Global warming. No good Christian believes in it. I mean, how could they? That would require rubbing shoulders with some shady characters - liberals, environmentalists, tree-huggers, pagans, scientists, and Al Gore. And since we know none of those people are Christians, they must have an ungodly agenda and nothing noteworthy to say. As I allude to in my post about Christians and Republicans, there is an unwritten rule on whom we associate with, and who we don’t, no matter what the situation.
The second reason we don’t believe in global warming is an inherent distrust with the field of science. Science, by its very nature, requires a natural explanation for the world we live in. Things that cannot be explained via hands-on experimentation, or more specifically, the scientific method, are pretty much dismissed. This, of course, is of great concern to those who believe the world is under the control of a Higher Power.
The third reason conservatives struggle with global warming, I believe, is a very strict, and possibly misguided, understanding of our mandate in this world, or at least in American culture. We believe we have a mandate to make our nation Christian again, and to do that requires a set of cultural behaviors to be eliminated or reversed. Issues that do not fall inside this set of mandates are met with suspicion.
A perfect example of this type of thinking is what happened recently within the National Association of Evangelicals, the loosely organized umbrella group for evangelical organizations in the country. 24 prominent evangelicals recently sent a letter to the NEA asking for the resignation of Richard Cizik, the vice president for governmental affairs for the NEA. The letter claims, in part, "Cizik and others are using the global warming controversy to shift the emphasis away from the great moral issues of our time. In their place has come a preoccupation with climate concerns that extend beyond the NAE's mandate and its own statement of purpose."
Notice how the letter paints concern and work in the area of global warming as mutually exclusive with current evangelical initiatives. The unstated implication in the letter, then, is that evangelicals can only be involved in a limited number of issues. And those issues must fall within the narrow scope of traditional evangelical endeavors, otherwise they have no merit.

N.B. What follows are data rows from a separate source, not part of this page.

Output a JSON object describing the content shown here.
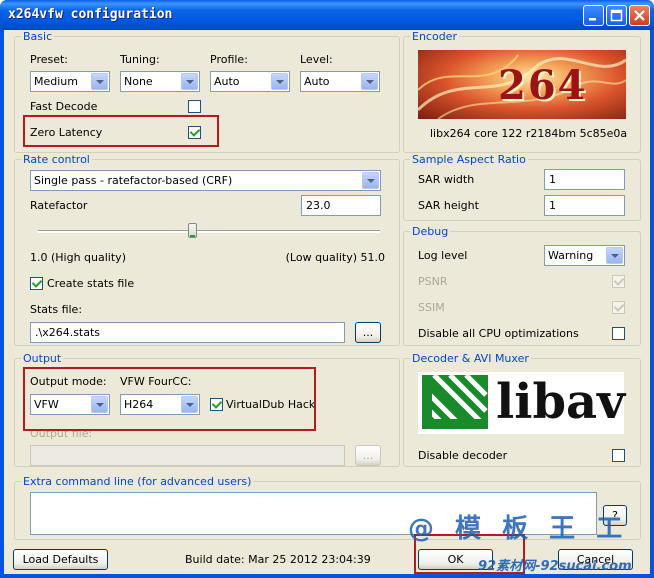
{
  "window": {
    "title": "x264vfw configuration",
    "title_buttons": [
      "minimize-icon",
      "maximize-icon",
      "close-icon"
    ]
  },
  "basic": {
    "legend": "Basic",
    "preset_label": "Preset:",
    "preset_value": "Medium",
    "tuning_label": "Tuning:",
    "tuning_value": "None",
    "profile_label": "Profile:",
    "profile_value": "Auto",
    "level_label": "Level:",
    "level_value": "Auto",
    "fast_decode_label": "Fast Decode",
    "fast_decode_checked": false,
    "zero_latency_label": "Zero Latency",
    "zero_latency_checked": true
  },
  "encoder": {
    "legend": "Encoder",
    "logo_text": "264",
    "version": "libx264 core 122 r2184bm 5c85e0a"
  },
  "rate_control": {
    "legend": "Rate control",
    "mode_value": "Single pass - ratefactor-based (CRF)",
    "ratefactor_label": "Ratefactor",
    "ratefactor_value": "23.0",
    "slider_position": 0.45,
    "min_label": "1.0 (High quality)",
    "max_label": "(Low quality) 51.0",
    "create_stats_label": "Create stats file",
    "create_stats_checked": true,
    "stats_file_label": "Stats file:",
    "stats_file_value": ".\\x264.stats",
    "browse_label": "..."
  },
  "sar": {
    "legend": "Sample Aspect Ratio",
    "width_label": "SAR width",
    "width_value": "1",
    "height_label": "SAR height",
    "height_value": "1"
  },
  "debug": {
    "legend": "Debug",
    "log_level_label": "Log level",
    "log_level_value": "Warning",
    "psnr_label": "PSNR",
    "psnr_checked": true,
    "ssim_label": "SSIM",
    "ssim_checked": true,
    "disable_cpu_label": "Disable all CPU optimizations",
    "disable_cpu_checked": false
  },
  "output": {
    "legend": "Output",
    "mode_label": "Output mode:",
    "mode_value": "VFW",
    "fourcc_label": "VFW FourCC:",
    "fourcc_value": "H264",
    "vdub_label": "VirtualDub Hack",
    "vdub_checked": true,
    "file_label": "Output file:",
    "file_value": "",
    "browse_label": "..."
  },
  "decoder": {
    "legend": "Decoder & AVI Muxer",
    "logo_text": "libav",
    "disable_decoder_label": "Disable decoder",
    "disable_decoder_checked": false
  },
  "extra": {
    "legend": "Extra command line (for advanced users)",
    "value": "",
    "help_label": "?"
  },
  "footer": {
    "load_defaults_label": "Load Defaults",
    "build_date": "Build date: Mar 25 2012 23:04:39",
    "ok_label": "OK",
    "cancel_label": "Cancel"
  },
  "watermark": {
    "text": "@ 模 板 王 工",
    "site": "92素材网-92sucai.com"
  },
  "colors": {
    "title_bar": "#0054e3",
    "dialog_bg": "#ece9d8",
    "group_legend": "#0046d5",
    "highlight_box": "#b31c1c",
    "checkmark": "#21a121",
    "watermark": "#1d5fb5"
  }
}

Now, it’s not as if we’ve used up all the resources available to us evangelicals and conservatives. From where I sit, I don’t see every church-going person being totally tapped out in their efforts to advance God’s kingdom and mandates in our culture. My point being, it’s not an either/or proposition. If God has placed a large burden for the preservation of the environment on the hearts of some Christians (and I would suggest we should all feel that burden to some extent), then we should thank God for their desire to follow through with God’s leading.
Not only that, it seems to me that Cizik’s actions fall completely in line with part of the NEA mandate. I quote from their web page: “We pledge our cooperation to any responsible effort to solve critical environmental problems, and our willingness to support all proven solutions developed by competent authorities. We call upon our constituency to do the same, even at the cost of personal discomfort or inconvenience” However, the mandate also mentions, “…some groups and organizations have reacted with a zeal that has not always been according to knowledge…” The implication here is very clear – evangelical leaders simply do not believe the data currently being postulated by the scientific establishment and reported by the mainstream media.

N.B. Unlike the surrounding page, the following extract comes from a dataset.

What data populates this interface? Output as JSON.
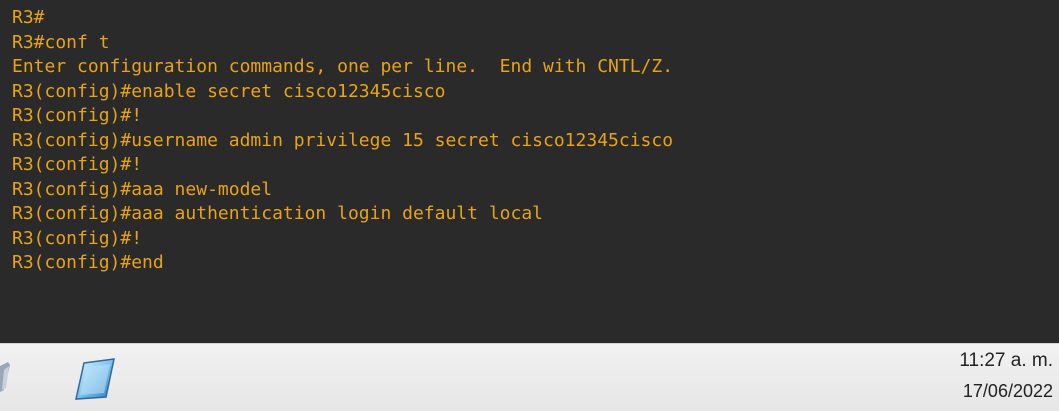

Now, do they have reason to be cautious? Sure. I certainly am no fan of mainstream media. I believe much of it to be biased, arrogant, and often anti-religious, if not downright wrong. Ditto with the scientific establishment, which has gone out of its way to paint itself as the bastion of truth and knowledge for our society.

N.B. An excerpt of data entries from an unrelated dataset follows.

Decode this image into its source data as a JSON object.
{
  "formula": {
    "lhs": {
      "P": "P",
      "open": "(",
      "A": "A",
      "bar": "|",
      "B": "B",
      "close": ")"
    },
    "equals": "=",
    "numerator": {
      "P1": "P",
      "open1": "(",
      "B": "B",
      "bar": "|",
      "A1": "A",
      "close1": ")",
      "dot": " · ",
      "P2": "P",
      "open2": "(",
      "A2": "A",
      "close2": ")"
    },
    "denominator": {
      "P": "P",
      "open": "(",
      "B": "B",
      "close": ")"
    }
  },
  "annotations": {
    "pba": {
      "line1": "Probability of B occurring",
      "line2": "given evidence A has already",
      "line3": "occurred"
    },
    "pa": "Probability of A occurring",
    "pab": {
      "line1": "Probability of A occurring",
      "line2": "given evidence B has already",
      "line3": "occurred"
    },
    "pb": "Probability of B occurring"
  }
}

But, I personally fail to see how these traditional tensions between Christianity and Science abdicate us of our mandate to protect and shepherd God’s creation. Now, most evangelicals would say I am misrepresenting them, that we obviously do have such a mandate. But often their attitudes (and letters like the one to the NEA) belie their words.
Whether the cause of global warming is the result of our behavior, or is simply due to normal cyclical changes of the earth’s climate over thousands of years, I think the evidence that the climate is changing for the worse is at least worth considering. And herein lies the lynchpin for me. Unlike other areas where we are in conflict with society, such as abortion and homosexuality, the actions we can take to help are not in conflict with God-given instructions, but in my opinion actually may fall right in line with them.
For instance, is it a bad thing to consider gas mileage as a major factor when purchasing a car? Is it really wrong to buy energy-saving light bulbs? Is it wild-eyed liberalism to actually suggest a gas-guzzling 4x4 that is only driven on pavement is a misuse of resources? (Yeah, I just stepped on some toes, didn’t I). Am I out of line with God’s directives if I recycle? Is it inappropriate to suggest drinking milk that isn’t tainted with BST? Would it be bad if I moved closer to my work/church/family to cut down on drive times and increase the opportunity to, say, ride a bicycle or walk (and shed a few pounds in the process)?
I could go on, but I think you see my point. I’m not saying we shouldn’t be cautious when evaluating the claims of secular institutions. And I’m certainly not suggesting we buy into the gloom-and-doom, catastrophic, and bleak future propagated by the media (who always love a good scare story). I’m simply suggesting that global warming is perhaps not an issue that we really need to be “against,” and that helping our earth by some small changes in our daily behaviors fit in nicely with some of the things God asked his children to do in Genesis 1 and 2.